Latest Kaiser Health News Stories
KHN and California Healthline staff made the rounds on national and local media this week to discuss their stories. Here’s a collection of their appearances.
The federal approval of a controversial drug to treat Alzheimer’s disease has reignited the debate over drug prices and the way the Food and Drug Administration makes decisions. Meanwhile, President Joe Biden seeks to gain goodwill overseas as he announces the U.S. will provide 500 million doses of covid vaccine to international health efforts. Sarah Karlin-Smith of the Pink Sheet, Margot Sanger-Katz of The New York Times and Joanne Kenen of Politico join KHN’s Julie Rovner to discuss these issues and more. Also, Rovner interviews Chiquita Brooks-LaSure, the new administrator of the Centers for Medicare & Medicaid Services. And to mark the podcast’s 200th episode, the panelists discuss what has surprised them most and least over the past four years.
Desde hace casi un siglo, las mujeres han ido cerrando la brecha de género en el consumo de alcohol, las borracheras y los trastornos que acarrea.
Young women have closed the gender gap for excessive drinking. And that was before the pandemic. The trend is particularly troubling because women are at greater risk for blackouts, liver disease, cardiovascular diseases and certain cancers linked to alcohol use.
More than 5 million Americans lost a loved one to covid, and the ripple effects could lead to serious illness down the road.
Experts offer advice on how seniors struggling with physical, emotional and cognitive challenges following a year of being cooped up can address issues such as muscle weakness, poor nutrition, disrupted sleep, anxiety and social isolation.
No-shows for behavioral health appointments have been a long-standing problem, with up to 60% skipped. Now telehealth, fueled by the pandemic, makes it easier for people dealing with depression and other mental health issues to make it to their appointments at a time when such care is in high demand. But teletherapy creates other challenges.
Rapper DJ Cavem Moetavation is pushing beats and beets. A vegan, he’s selling seeds to encourage more people to eat healthier by growing their own food. His efforts are part of a national movement of Black-owned seed companies that merges pandemic-inspired gardening with efforts to expand healthier food options.
Researchers who study health among various racial and ethnic groups, as well as the social factors that influence health outcomes, say the findings suggest that the power of discrimination to harm Black men’s health may be more resistant than previously understood.

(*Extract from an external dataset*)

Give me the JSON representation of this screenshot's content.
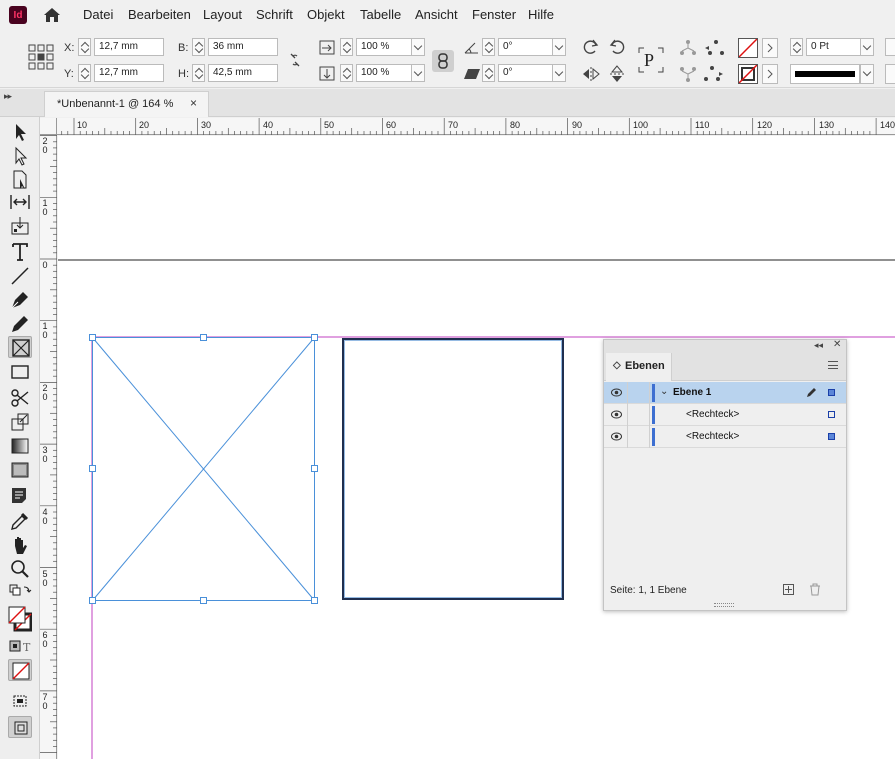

Latinos got hit disproportionately hard by covid-19. When faced with the choice of sending their kids back to school or keeping them in online classes, many Latino parents say their kids are safer at home.
En California, los latinos constituyen el 39% de la población del estado, pero representan el 47% de las muertes por covid, según el Departamento de Salud Pública estatal. A nivel nacional, su riesgo de morir por covid es 2,3 veces mayor que el de los blancos no hispanos.
Lack of access and infrastructure, stigma and isolation intensify a mental health crisis in agricultural communities.
Un matrimonio de inmigrantes de Haití y México, y sus tres hijos, narran lo que es sentir el racismo en carne propia.
In 2015, Houston police officers stepped into Alan Pean’s hospital room, closed the door and shot him through the chest. Nearly six years later, his survival has brought the Pean family a wrenching legacy and conflicted sense of purpose.
The pandemic has been stressful for millions of children. Schools are trying to meet children’s emotional needs in big and small ways as in-person classes resume.
Long before they receive a dementia diagnosis, many people begin to mismanage their finances as their memory, organizational skills and self-control falter.
A report from the Government Accountability Office paints a picture of an already strained behavioral health system struggling after the pandemic struck to meet the treatment needs of millions of Americans with conditions like alcohol use disorder and post-traumatic stress disorder.
It’s 100 days into Joe Biden’s presidency and a surprisingly large number of health policies have been announced. But health is notably absent from the administration’s $1.8 trillion spending plan for American families, making it unclear how much more will get done this year. Meanwhile, the Centers for Disease Control and Prevention loosens its mask-wearing recommendations for those who have been vaccinated, but the new rules are confusing. Joanne Kenen of Politico, Mary Ellen McIntire of CQ Roll Call and Sarah Karlin-Smith of the Pink Sheet join KHN’s Julie Rovner to discuss these issues and more. Plus, Rovner interviews KHN’s Julie Appleby, who reported the latest KHN-NPR “Bill of the Month” episode.
It’s unclear whether “red flag” laws — which allow the seizure of guns from a person deemed dangerous — help prevent mass shootings or should have been applied to the suspects in recent shootings in Boulder, Colorado, and Indianapolis.
At least 5,800 people have fallen ill or tested positive for covid two weeks or more after being fully vaccinated, according to the CDC. “I now tell everyone, including my colleagues, not to let their guard down.”